A pervasive thought that I had throughout my reading was the slogan that Chapters Indigo, the famous big-box bookstore(/lifestyle brand/knickknack) chain has employed in recent summers, leading up to July 1: “The world needs more Canada.” Reading this book, my mind immediately follows up with an extremely skeptical, Mm… does it? Considering the fact that Canada has a history of denial when it comes to our violent and deeply racist roots which are still alive and unfortunately healthy today, I really can’t say that it does. As Lucia Lorenzi says in her piece, “#CanLit at the Crossroads: Violence is Nothing New; How We Deal with It Might Be”: “the idea of Canada[ ]has been to promote a narrative that runs counter to the… violent histories within itself” (77). The fact that, in casual conversations with my age peers to this day, the names of famous authors sympathizing with Stephen Galloway and not his victims/survivors are still associated only with their works and not their more recent and harmful impacts on the world says a lot to me. So many Canadians are constantly in denial about the real, living effects of the country’s violent past and present, that it also makes it hard to be hopeful about a different future.

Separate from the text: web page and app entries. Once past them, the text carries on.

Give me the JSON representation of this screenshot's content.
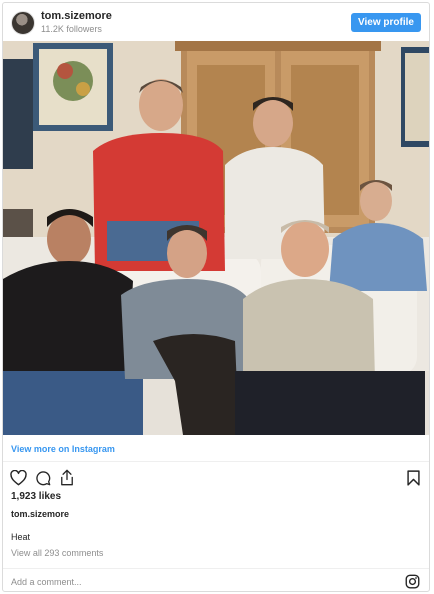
{
  "header": {
    "username": "tom.sizemore",
    "followers": "11.2K followers",
    "view_profile_label": "View profile"
  },
  "post": {
    "image_alt": "",
    "view_more_label": "View more on Instagram",
    "likes": "1,923 likes",
    "owner": "tom.sizemore",
    "caption": "Heat",
    "view_comments": "View all 293 comments"
  },
  "comment": {
    "placeholder": "Add a comment..."
  },
  "icons": {
    "like": "heart-icon",
    "comment": "comment-bubble-icon",
    "share": "share-icon",
    "save": "bookmark-icon",
    "instagram": "instagram-logo-icon"
  },
  "colors": {
    "accent": "#3897f0",
    "muted_text": "#8e8e8e",
    "text": "#262626"
  }
}
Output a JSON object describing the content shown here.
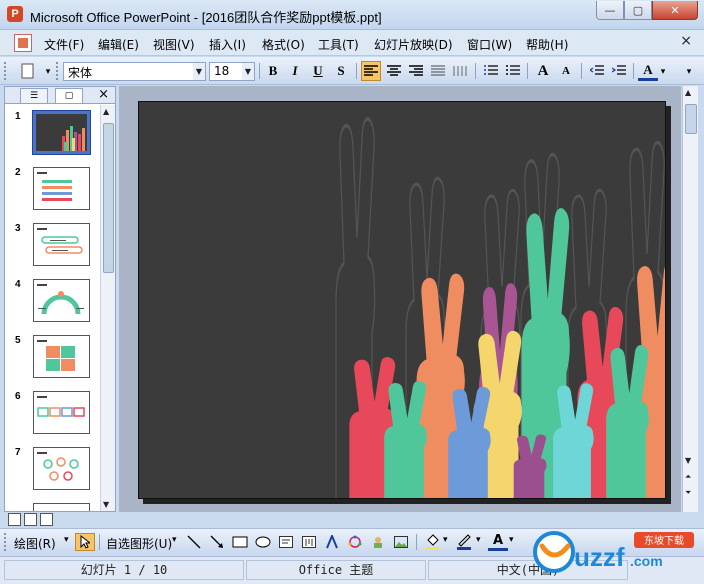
{
  "window": {
    "title": "Microsoft Office PowerPoint - [2016团队合作奖励ppt模板.ppt]",
    "icon": "powerpoint-icon"
  },
  "menu": {
    "items": [
      "文件(F)",
      "编辑(E)",
      "视图(V)",
      "插入(I)",
      "格式(O)",
      "工具(T)",
      "幻灯片放映(D)",
      "窗口(W)",
      "帮助(H)"
    ],
    "close": "×"
  },
  "format_toolbar": {
    "font_name": "宋体",
    "font_size": "18",
    "bold": "B",
    "italic": "I",
    "underline": "U",
    "shadow": "S",
    "grow_font": "A",
    "shrink_font": "A",
    "font_color": "A",
    "align_left_active": true
  },
  "slides_panel": {
    "thumbnails": [
      {
        "num": "1",
        "selected": true
      },
      {
        "num": "2",
        "selected": false
      },
      {
        "num": "3",
        "selected": false
      },
      {
        "num": "4",
        "selected": false
      },
      {
        "num": "5",
        "selected": false
      },
      {
        "num": "6",
        "selected": false
      },
      {
        "num": "7",
        "selected": false
      }
    ],
    "close": "×"
  },
  "slide": {
    "background": "#3b3b3b",
    "hand_colors": [
      "#e8495a",
      "#f08d60",
      "#4fc79a",
      "#a95493",
      "#f5d66d",
      "#6d9ad8",
      "#6fd6d8",
      "#9c4f8f"
    ]
  },
  "draw_toolbar": {
    "draw_label": "绘图(R)",
    "autoshapes_label": "自选图形(U)"
  },
  "status": {
    "slide_info": "幻灯片 1 / 10",
    "theme": "Office 主题",
    "language": "中文(中国)"
  },
  "watermark": {
    "logo_text": "uzzf.com",
    "tag_text": "东坡下载"
  }
}
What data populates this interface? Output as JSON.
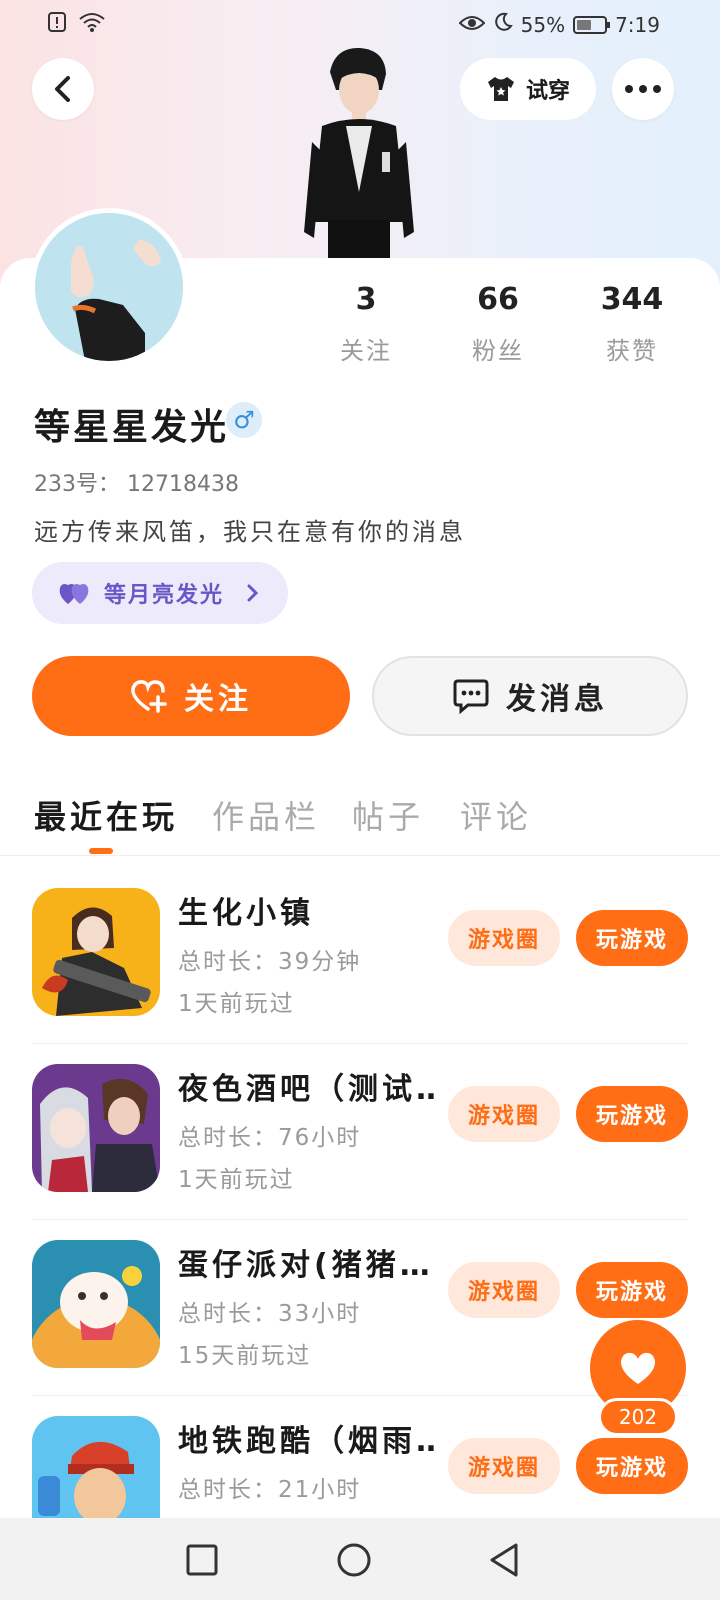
{
  "status_bar": {
    "battery": "55%",
    "time": "7:19",
    "battery_level": 0.55
  },
  "header": {
    "back_icon": "chevron-left-icon",
    "try_on_label": "试穿",
    "more_icon": "more-horizontal-icon"
  },
  "profile": {
    "stats": [
      {
        "num": "3",
        "label": "关注"
      },
      {
        "num": "66",
        "label": "粉丝"
      },
      {
        "num": "344",
        "label": "获赞"
      }
    ],
    "name": "等星星发光",
    "gender_icon": "male-icon",
    "uid": "233号：  12718438",
    "bio": "远方传来风笛，我只在意有你的消息",
    "tag": "等月亮发光"
  },
  "actions": {
    "follow_label": "关注",
    "message_label": "发消息"
  },
  "tabs": [
    "最近在玩",
    "作品栏",
    "帖子",
    "评论"
  ],
  "games": [
    {
      "title": "生化小镇",
      "time": "总时长：39分钟",
      "last": "1天前玩过",
      "circle": "游戏圈",
      "play": "玩游戏"
    },
    {
      "title": "夜色酒吧（测试…",
      "time": "总时长：76小时",
      "last": "1天前玩过",
      "circle": "游戏圈",
      "play": "玩游戏"
    },
    {
      "title": "蛋仔派对(猪猪…",
      "time": "总时长：33小时",
      "last": "15天前玩过",
      "circle": "游戏圈",
      "play": "玩游戏"
    },
    {
      "title": "地铁跑酷（烟雨…",
      "time": "总时长：21小时",
      "last": "",
      "circle": "游戏圈",
      "play": "玩游戏"
    }
  ],
  "like_fab": {
    "count": "202"
  },
  "colors": {
    "accent": "#ff6d15",
    "tag_purple": "#6b56c8",
    "gray_text": "#9a9a9a"
  }
}
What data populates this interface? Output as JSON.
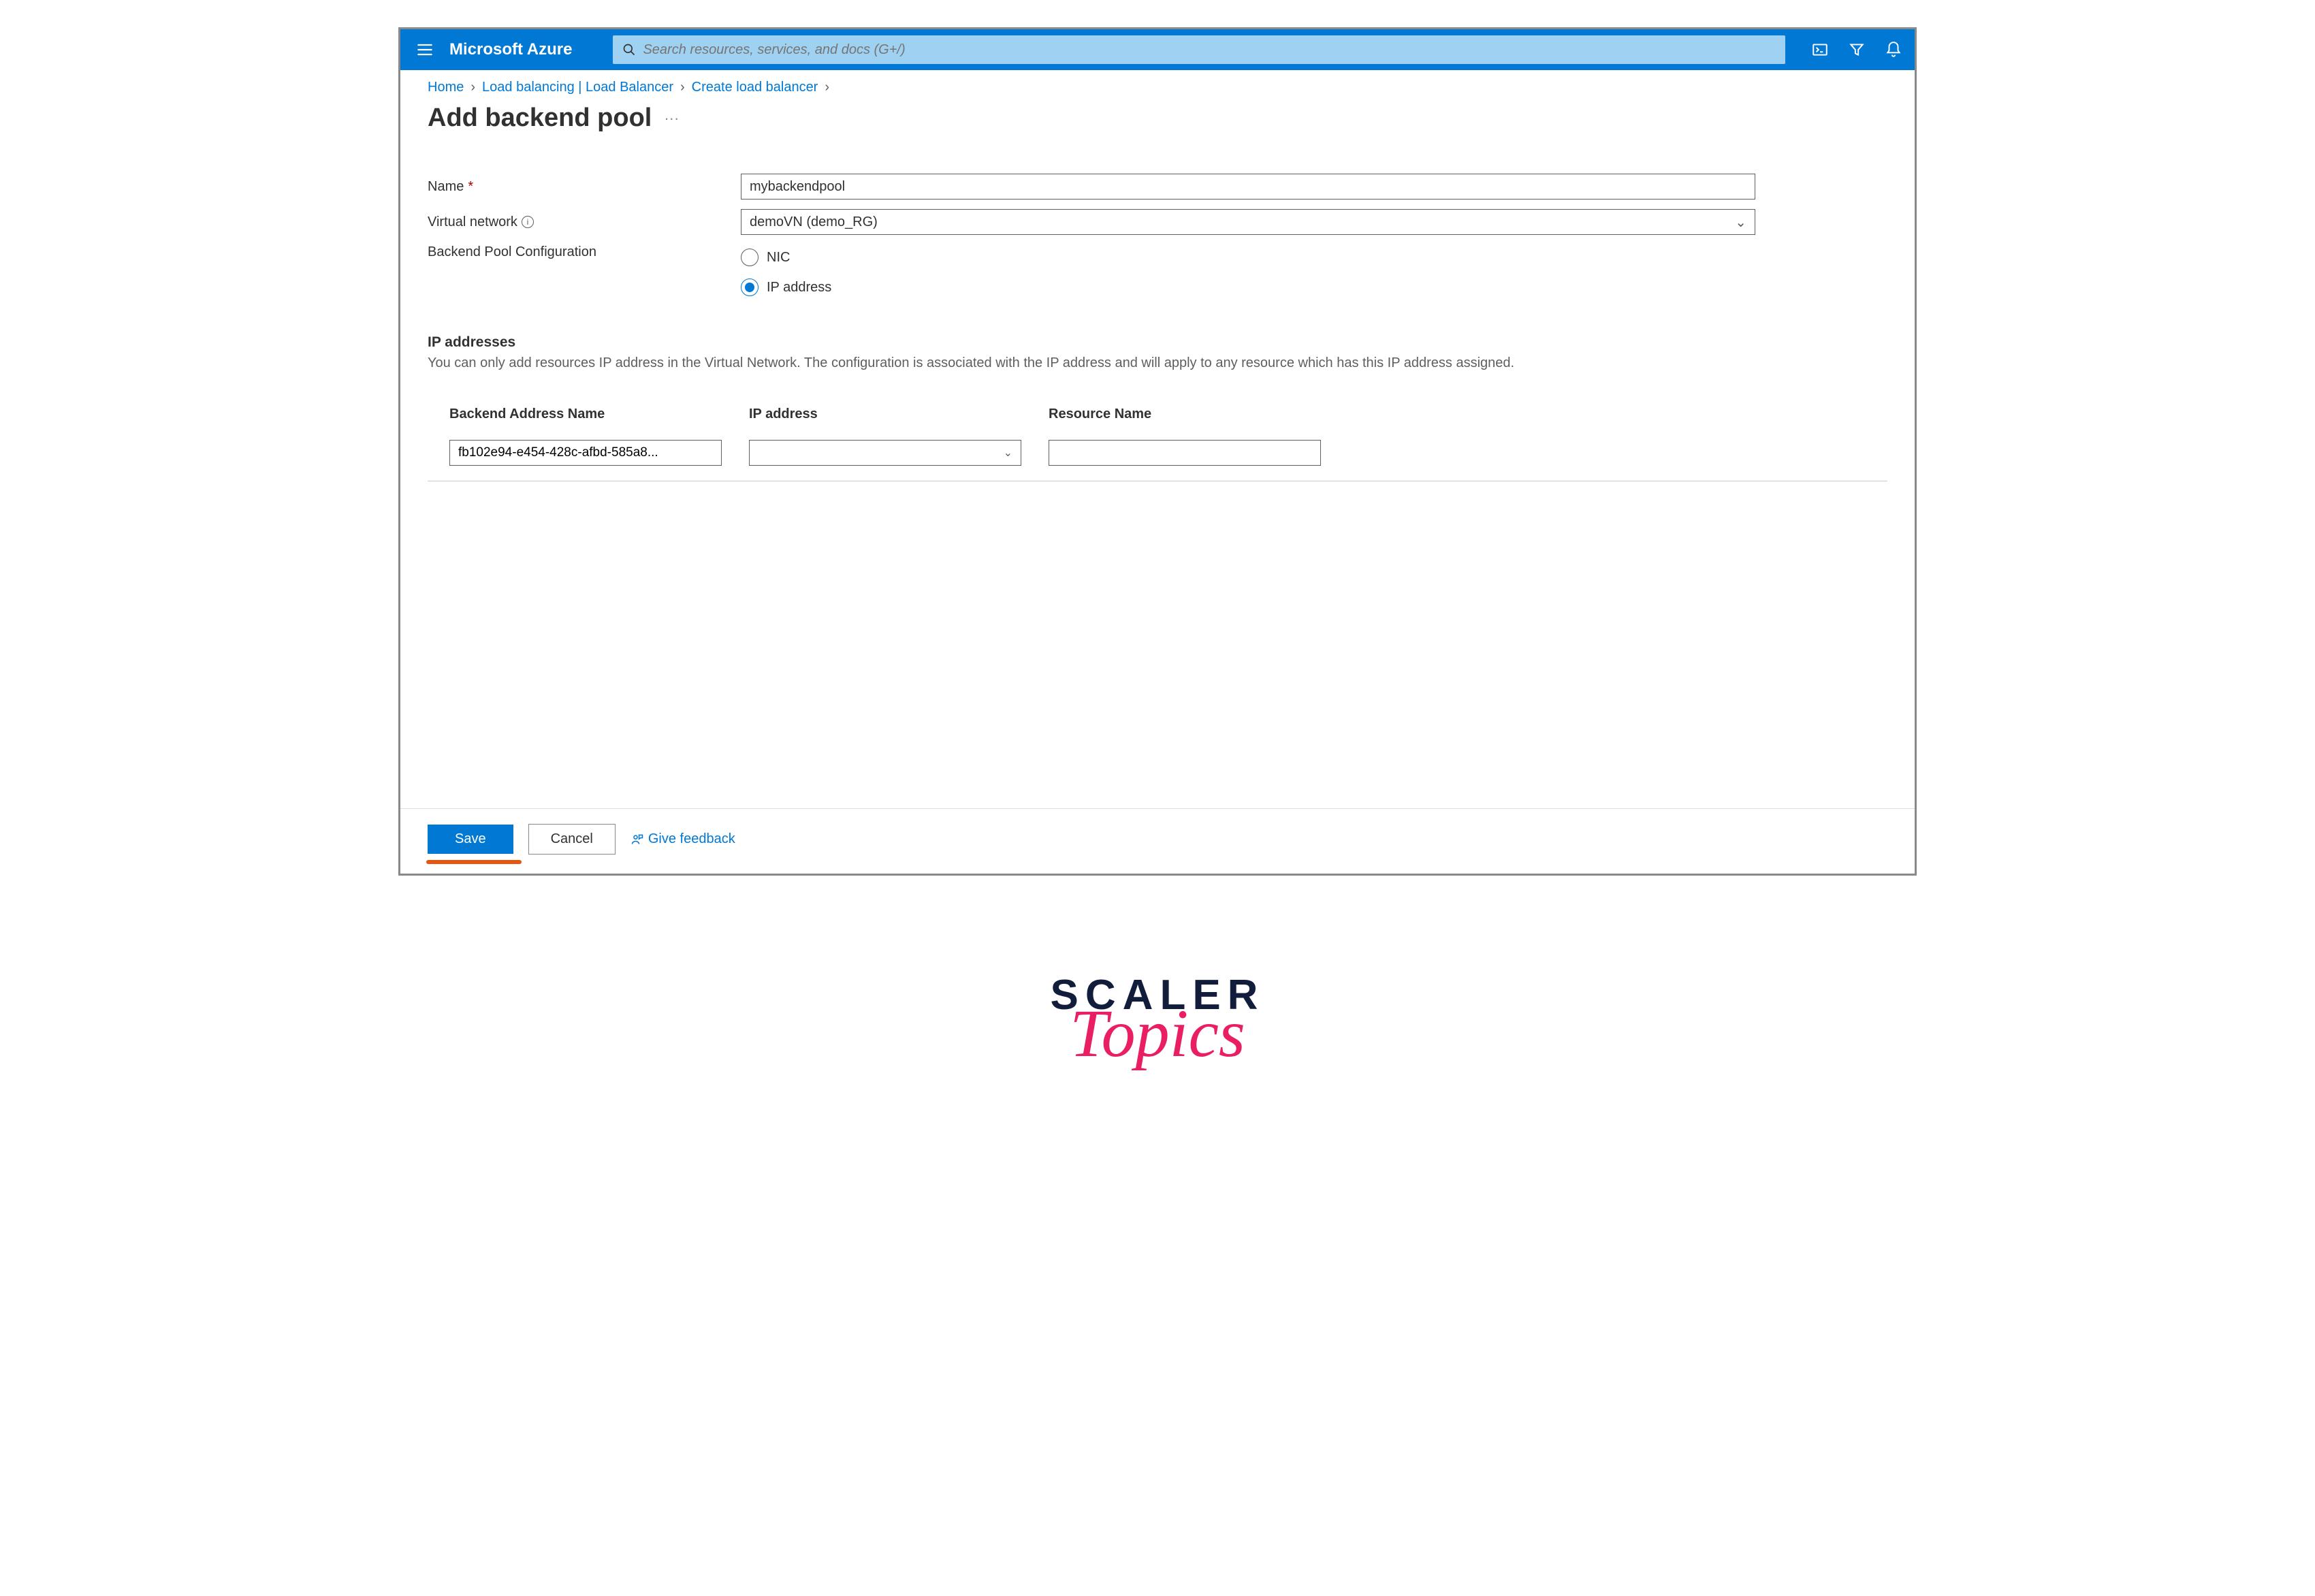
{
  "header": {
    "brand": "Microsoft Azure",
    "search_placeholder": "Search resources, services, and docs (G+/)"
  },
  "breadcrumbs": {
    "home": "Home",
    "lb_list": "Load balancing | Load Balancer",
    "create": "Create load balancer"
  },
  "page": {
    "title": "Add backend pool"
  },
  "form": {
    "name_label": "Name",
    "name_value": "mybackendpool",
    "vnet_label": "Virtual network",
    "vnet_value": "demoVN (demo_RG)",
    "config_label": "Backend Pool Configuration",
    "radio_nic": "NIC",
    "radio_ip": "IP address"
  },
  "ip_section": {
    "title": "IP addresses",
    "desc": "You can only add resources IP address in the Virtual Network. The configuration is associated with the IP address and will apply to any resource which has this IP address assigned.",
    "col_name": "Backend Address Name",
    "col_ip": "IP address",
    "col_res": "Resource Name",
    "row1_name": "fb102e94-e454-428c-afbd-585a8..."
  },
  "footer": {
    "save": "Save",
    "cancel": "Cancel",
    "feedback": "Give feedback"
  },
  "branding": {
    "line1": "SCALER",
    "line2": "Topics"
  }
}
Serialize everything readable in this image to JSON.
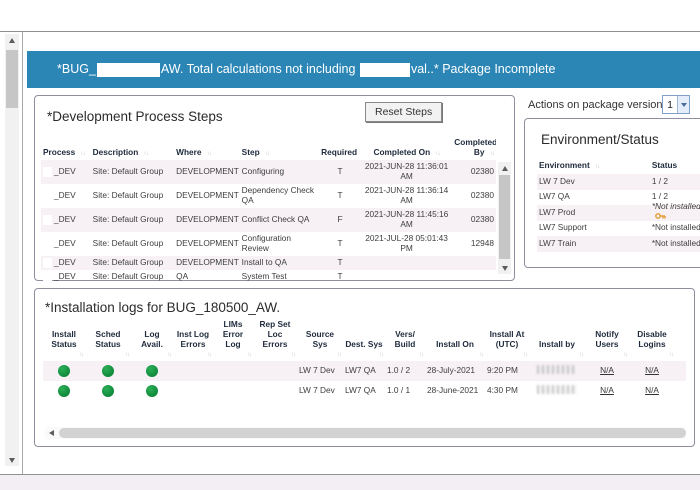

With this in mind, the final section of the book, “Re-Fuse”, does provide a small glimmer of that hope. Or not. As the editors explain in the section’s introduction, “Instead, we might characterize these possibilities as emergent… Emergence is about newness… that is pushing back against the limitations, assumptions and orthodoxies of the established culture” (141). The idea is not to be hopeful for the sake of being hopeful, but rather to establish an understanding that empowers us to redraw the boundaries, if not remove them entirely, which determine what “is” or “isn’t” CanLit. In particular, the final piece by Joshua Whitehead, “Writing as a Rupture: A Breakup Note with CanLit” I think expresses it best, when he says that the nation and its literatures are accountable to him, rather than authors — and specifically Indigenous authors — being accountable to the idea of CanLit, or what it wishes it could be.
The morning that I am finishing this post, I listened to a live episode of Hannah’s podcast, Secret Feminist Agenda in which Hannah and one of the contributing authors, Chelsea Vowel, discuss Indigeneity, and resistance to colonialism and the settler state in Canadian Literature. (It is a very good episode, and listening to Vowel read aloud the poem she contributed to the book made so many other meanings come out of it for me.) The conversation that unfolds over the course of the episode was a great compliment to the conversation started in Refuse, and I highly recommend it, as well as the rest of the SFA podcast. (Also listen to Vowel’s podcast, Métis in Space, which is referenced in the episode.)
“at least part of the public project of Canadian Literature, much like the idea of Canada itself, has been to promote a narrative that runs counter to the existing rifts and violent histories within itself.” – Lucia Lorenzi, page 77, ‘#CanLit at the Crossroads’
“…in the Trumpian era, [Chelsea Vowel] noted that apocalytic fears are a marker of white privilege. Whereas Indigenous people in North America have ‘been post-apocalyptic since contact.'” – Nikki Reimer, page 129, ‘CanLit Hierarchy vs The Rhizome’
Reread-ability: Definitely worth a revisit, and definitely a source for future reads, based on the authors who contributed to the collection.
Recommended to: your favourite anti-colonial feminists.